### WORK REQUIRED
Set down every entry once more, character for character.

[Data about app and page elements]
[Start of Attachment]

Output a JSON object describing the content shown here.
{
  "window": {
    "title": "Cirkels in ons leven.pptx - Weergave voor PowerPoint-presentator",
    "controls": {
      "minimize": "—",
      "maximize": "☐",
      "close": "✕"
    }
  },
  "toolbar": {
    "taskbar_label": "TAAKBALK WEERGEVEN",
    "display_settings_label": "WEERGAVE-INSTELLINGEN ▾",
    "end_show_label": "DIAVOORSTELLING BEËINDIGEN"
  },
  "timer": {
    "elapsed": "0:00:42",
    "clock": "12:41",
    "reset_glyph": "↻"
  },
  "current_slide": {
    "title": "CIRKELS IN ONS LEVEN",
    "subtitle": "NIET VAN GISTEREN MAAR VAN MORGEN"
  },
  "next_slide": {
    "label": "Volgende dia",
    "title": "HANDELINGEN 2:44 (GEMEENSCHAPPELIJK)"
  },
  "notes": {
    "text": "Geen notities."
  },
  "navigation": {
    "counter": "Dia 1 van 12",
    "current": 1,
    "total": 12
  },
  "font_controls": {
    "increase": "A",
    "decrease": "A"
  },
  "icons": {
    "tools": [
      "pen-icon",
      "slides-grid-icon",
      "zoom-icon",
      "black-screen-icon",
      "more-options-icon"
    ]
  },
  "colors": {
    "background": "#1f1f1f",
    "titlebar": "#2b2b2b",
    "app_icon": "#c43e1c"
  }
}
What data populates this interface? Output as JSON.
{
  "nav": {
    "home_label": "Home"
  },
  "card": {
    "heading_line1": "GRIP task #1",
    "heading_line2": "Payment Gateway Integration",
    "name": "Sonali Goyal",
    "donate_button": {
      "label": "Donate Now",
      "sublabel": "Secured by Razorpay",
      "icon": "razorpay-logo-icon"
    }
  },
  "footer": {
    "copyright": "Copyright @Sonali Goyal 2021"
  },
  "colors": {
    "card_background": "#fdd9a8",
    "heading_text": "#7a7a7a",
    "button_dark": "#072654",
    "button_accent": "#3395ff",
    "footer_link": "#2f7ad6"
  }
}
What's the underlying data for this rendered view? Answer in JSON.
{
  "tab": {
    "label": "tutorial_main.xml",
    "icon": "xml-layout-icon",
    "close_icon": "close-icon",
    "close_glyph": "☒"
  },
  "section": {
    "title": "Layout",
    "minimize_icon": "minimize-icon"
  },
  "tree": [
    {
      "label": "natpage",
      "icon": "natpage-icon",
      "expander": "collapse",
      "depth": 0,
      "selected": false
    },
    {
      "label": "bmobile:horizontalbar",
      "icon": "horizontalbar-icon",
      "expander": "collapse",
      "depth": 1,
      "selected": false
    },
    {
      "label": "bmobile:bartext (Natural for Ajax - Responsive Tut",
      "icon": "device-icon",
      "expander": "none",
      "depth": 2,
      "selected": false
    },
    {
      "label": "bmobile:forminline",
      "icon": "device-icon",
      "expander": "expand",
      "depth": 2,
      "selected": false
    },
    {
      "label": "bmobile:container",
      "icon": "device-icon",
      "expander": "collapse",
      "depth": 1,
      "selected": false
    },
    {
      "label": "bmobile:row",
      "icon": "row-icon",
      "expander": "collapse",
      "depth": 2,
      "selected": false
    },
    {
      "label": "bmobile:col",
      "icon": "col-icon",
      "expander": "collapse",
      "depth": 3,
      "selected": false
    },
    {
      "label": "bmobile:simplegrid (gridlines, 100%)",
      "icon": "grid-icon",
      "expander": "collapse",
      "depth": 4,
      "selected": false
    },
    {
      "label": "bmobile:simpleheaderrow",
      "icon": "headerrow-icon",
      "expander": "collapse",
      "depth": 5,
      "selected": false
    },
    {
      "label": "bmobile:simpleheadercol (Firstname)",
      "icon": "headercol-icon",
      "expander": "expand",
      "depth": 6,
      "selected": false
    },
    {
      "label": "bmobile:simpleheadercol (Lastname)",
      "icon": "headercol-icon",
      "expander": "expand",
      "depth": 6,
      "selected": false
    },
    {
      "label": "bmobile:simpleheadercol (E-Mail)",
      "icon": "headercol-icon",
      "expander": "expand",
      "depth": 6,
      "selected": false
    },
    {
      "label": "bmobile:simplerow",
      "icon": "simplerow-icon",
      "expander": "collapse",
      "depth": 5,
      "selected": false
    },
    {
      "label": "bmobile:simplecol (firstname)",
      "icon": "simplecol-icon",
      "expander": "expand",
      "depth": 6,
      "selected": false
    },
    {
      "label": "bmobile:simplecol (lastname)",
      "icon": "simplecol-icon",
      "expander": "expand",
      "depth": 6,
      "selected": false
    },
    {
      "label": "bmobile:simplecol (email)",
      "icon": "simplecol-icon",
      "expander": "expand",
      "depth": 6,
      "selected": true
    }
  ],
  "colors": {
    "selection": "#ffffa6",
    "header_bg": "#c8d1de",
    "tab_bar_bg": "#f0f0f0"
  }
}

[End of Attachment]

### OUTPUT BELOW
Output a JSON object describing the content shown here.
{
  "window": {
    "title": "Cirkels in ons leven.pptx - Weergave voor PowerPoint-presentator",
    "controls": {
      "minimize": "—",
      "maximize": "☐",
      "close": "✕"
    }
  },
  "toolbar": {
    "taskbar_label": "TAAKBALK WEERGEVEN",
    "display_settings_label": "WEERGAVE-INSTELLINGEN ▾",
    "end_show_label": "DIAVOORSTELLING BEËINDIGEN"
  },
  "timer": {
    "elapsed": "0:00:42",
    "clock": "12:41",
    "reset_glyph": "↻"
  },
  "current_slide": {
    "title": "CIRKELS IN ONS LEVEN",
    "subtitle": "NIET VAN GISTEREN MAAR VAN MORGEN"
  },
  "next_slide": {
    "label": "Volgende dia",
    "title": "HANDELINGEN 2:44 (GEMEENSCHAPPELIJK)"
  },
  "notes": {
    "text": "Geen notities."
  },
  "navigation": {
    "counter": "Dia 1 van 12",
    "current": 1,
    "total": 12
  },
  "font_controls": {
    "increase": "A",
    "decrease": "A"
  },
  "icons": {
    "tools": [
      "pen-icon",
      "slides-grid-icon",
      "zoom-icon",
      "black-screen-icon",
      "more-options-icon"
    ]
  },
  "colors": {
    "background": "#1f1f1f",
    "titlebar": "#2b2b2b",
    "app_icon": "#c43e1c"
  }
}
What data populates this interface? Output as JSON.
{
  "nav": {
    "home_label": "Home"
  },
  "card": {
    "heading_line1": "GRIP task #1",
    "heading_line2": "Payment Gateway Integration",
    "name": "Sonali Goyal",
    "donate_button": {
      "label": "Donate Now",
      "sublabel": "Secured by Razorpay",
      "icon": "razorpay-logo-icon"
    }
  },
  "footer": {
    "copyright": "Copyright @Sonali Goyal 2021"
  },
  "colors": {
    "card_background": "#fdd9a8",
    "heading_text": "#7a7a7a",
    "button_dark": "#072654",
    "button_accent": "#3395ff",
    "footer_link": "#2f7ad6"
  }
}
What's the underlying data for this rendered view? Answer in JSON.
{
  "tab": {
    "label": "tutorial_main.xml",
    "icon": "xml-layout-icon",
    "close_icon": "close-icon",
    "close_glyph": "☒"
  },
  "section": {
    "title": "Layout",
    "minimize_icon": "minimize-icon"
  },
  "tree": [
    {
      "label": "natpage",
      "icon": "natpage-icon",
      "expander": "collapse",
      "depth": 0,
      "selected": false
    },
    {
      "label": "bmobile:horizontalbar",
      "icon": "horizontalbar-icon",
      "expander": "collapse",
      "depth": 1,
      "selected": false
    },
    {
      "label": "bmobile:bartext (Natural for Ajax - Responsive Tut",
      "icon": "device-icon",
      "expander": "none",
      "depth": 2,
      "selected": false
    },
    {
      "label": "bmobile:forminline",
      "icon": "device-icon",
      "expander": "expand",
      "depth": 2,
      "selected": false
    },
    {
      "label": "bmobile:container",
      "icon": "device-icon",
      "expander": "collapse",
      "depth": 1,
      "selected": false
    },
    {
      "label": "bmobile:row",
      "icon": "row-icon",
      "expander": "collapse",
      "depth": 2,
      "selected": false
    },
    {
      "label": "bmobile:col",
      "icon": "col-icon",
      "expander": "collapse",
      "depth": 3,
      "selected": false
    },
    {
      "label": "bmobile:simplegrid (gridlines, 100%)",
      "icon": "grid-icon",
      "expander": "collapse",
      "depth": 4,
      "selected": false
    },
    {
      "label": "bmobile:simpleheaderrow",
      "icon": "headerrow-icon",
      "expander": "collapse",
      "depth": 5,
      "selected": false
    },
    {
      "label": "bmobile:simpleheadercol (Firstname)",
      "icon": "headercol-icon",
      "expander": "expand",
      "depth": 6,
      "selected": false
    },
    {
      "label": "bmobile:simpleheadercol (Lastname)",
      "icon": "headercol-icon",
      "expander": "expand",
      "depth": 6,
      "selected": false
    },
    {
      "label": "bmobile:simpleheadercol (E-Mail)",
      "icon": "headercol-icon",
      "expander": "expand",
      "depth": 6,
      "selected": false
    },
    {
      "label": "bmobile:simplerow",
      "icon": "simplerow-icon",
      "expander": "collapse",
      "depth": 5,
      "selected": false
    },
    {
      "label": "bmobile:simplecol (firstname)",
      "icon": "simplecol-icon",
      "expander": "expand",
      "depth": 6,
      "selected": false
    },
    {
      "label": "bmobile:simplecol (lastname)",
      "icon": "simplecol-icon",
      "expander": "expand",
      "depth": 6,
      "selected": false
    },
    {
      "label": "bmobile:simplecol (email)",
      "icon": "simplecol-icon",
      "expander": "expand",
      "depth": 6,
      "selected": true
    }
  ],
  "colors": {
    "selection": "#ffffa6",
    "header_bg": "#c8d1de",
    "tab_bar_bg": "#f0f0f0"
  }
}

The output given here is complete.